At first, you’ll feel horrible, like every single eye is watching you. If people recognize you, they’ll wonder whether or not you need them to come sit with you. You have to tell them no if they ask. I am purposefully isolating you. I am telling you now, you’ll feel really unimportant, unloved, and small. It’s your job to turn that around. And here’s how you’re going to do it:
Take up all the space at your table.
Put your legs up on the chair. Put your bag on the table. Spread out and command your space. The key is to not panic. Ride out the anxiety because, before you know it, your body will adapt. You are, after all, an astounding creature.
You’ll develop a heightened sense of your surroundings, noticing every minute detail. You’ll recognize the hairs on your arms standing up, that the paint on the walls is the same as your high school English teacher’s room, that there are infinite combinations of body types and styles in the world. For the first time in a long time, you’ll taste your food: every granule, fiber, and molecule full of flavor. And most hearteningly, you’ll actually see other people who are alone, too. Don’t they look completely normal? Unharmed? You’re not alone in being alone.
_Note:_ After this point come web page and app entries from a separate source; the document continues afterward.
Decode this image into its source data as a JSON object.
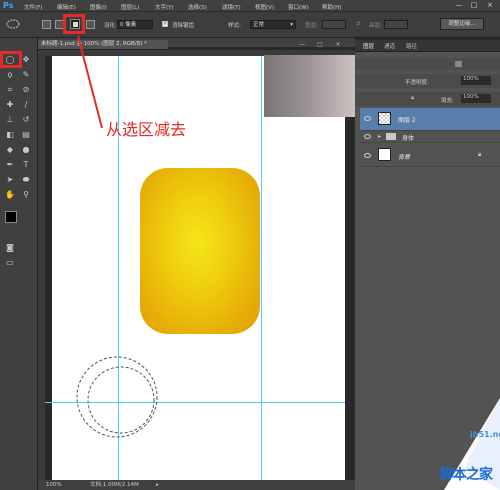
{
  "app": {
    "logo": "Ps"
  },
  "menu": [
    "文件(F)",
    "编辑(E)",
    "图像(I)",
    "图层(L)",
    "文字(Y)",
    "选择(S)",
    "滤镜(T)",
    "视图(V)",
    "窗口(W)",
    "帮助(H)"
  ],
  "window_buttons": [
    "—",
    "□",
    "×"
  ],
  "options": {
    "feather_label": "羽化:",
    "feather_value": "0 像素",
    "antialias_label": "消除锯齿",
    "antialias_checked": true,
    "style_label": "样式:",
    "style_value": "正常",
    "width_label": "宽度:",
    "height_label": "高度:",
    "refine_button": "调整边缘..."
  },
  "document": {
    "tab_title": "未标题-1.psd @ 100% (图层 2, RGB/8) *",
    "zoom": "100%",
    "doc_size": "文档:1.00M/2.14M"
  },
  "annotation": {
    "text": "从选区减去",
    "color": "#e32b27"
  },
  "layers_panel": {
    "tabs": [
      "图层",
      "通道",
      "路径"
    ],
    "opacity_label": "不透明度:",
    "opacity_value": "100%",
    "fill_label": "填充:",
    "fill_value": "100%",
    "layers": [
      {
        "name": "图层 2",
        "selected": true
      },
      {
        "name": "身体",
        "type": "group"
      },
      {
        "name": "背景",
        "locked": true
      }
    ]
  },
  "colors": {
    "accent_blue": "#31a8ff",
    "highlight_red": "#e32b27",
    "guide": "#49d2ff",
    "shape_yellow": "#eecb0c"
  },
  "watermark": {
    "domain": "jb51.net",
    "title": "脚本之家"
  }
}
30 whole minutes pass. You’re still alive. Now you have some options:
1) Vow on your iPhone’s grave that you will never, never, ever do that again.
2) Scoff at my silly challenge. “That was easy!” Oh, yeah? Try an hour.
3) Jot down the paths your mind took. Your body takes advantage of any rest you give it, and there will surely have been a moment of clarity.
4) Challenge someone you know who hates being alone to do it, too. I can think of 3 people off the top of my head who would rather die than take this challenge. Who are your 3? (Oh, look. There’s that pesky number again.)
Comment below if you take the challenge! Tell me, was it as bad as you thought? Or did I underestimate you?
Take care of yourself. Take care of each other. All my love.